*Exercise requirements*. Select, from the data, each line where "What" occurs.

§

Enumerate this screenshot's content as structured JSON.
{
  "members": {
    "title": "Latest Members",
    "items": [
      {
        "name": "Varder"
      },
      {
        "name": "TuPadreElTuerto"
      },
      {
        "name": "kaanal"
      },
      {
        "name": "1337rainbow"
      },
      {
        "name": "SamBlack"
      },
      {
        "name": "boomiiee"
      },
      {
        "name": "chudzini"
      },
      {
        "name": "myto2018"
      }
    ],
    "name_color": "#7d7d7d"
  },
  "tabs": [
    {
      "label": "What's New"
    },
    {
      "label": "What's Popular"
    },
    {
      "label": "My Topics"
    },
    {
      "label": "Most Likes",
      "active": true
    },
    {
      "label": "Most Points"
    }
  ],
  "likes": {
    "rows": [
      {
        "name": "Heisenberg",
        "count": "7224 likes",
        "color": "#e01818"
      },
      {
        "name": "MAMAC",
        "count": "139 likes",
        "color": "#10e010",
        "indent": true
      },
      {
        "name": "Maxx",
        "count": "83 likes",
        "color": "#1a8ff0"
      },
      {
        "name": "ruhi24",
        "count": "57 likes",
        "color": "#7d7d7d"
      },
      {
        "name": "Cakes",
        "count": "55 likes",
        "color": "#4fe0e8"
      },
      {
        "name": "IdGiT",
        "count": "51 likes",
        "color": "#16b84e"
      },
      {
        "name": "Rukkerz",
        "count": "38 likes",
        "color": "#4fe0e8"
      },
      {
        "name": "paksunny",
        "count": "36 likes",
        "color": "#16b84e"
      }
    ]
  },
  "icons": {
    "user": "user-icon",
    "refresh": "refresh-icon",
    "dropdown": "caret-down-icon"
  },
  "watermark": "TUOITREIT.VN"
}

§

*Result of the task*.
      "label": "What's New"
      "label": "What's Popular"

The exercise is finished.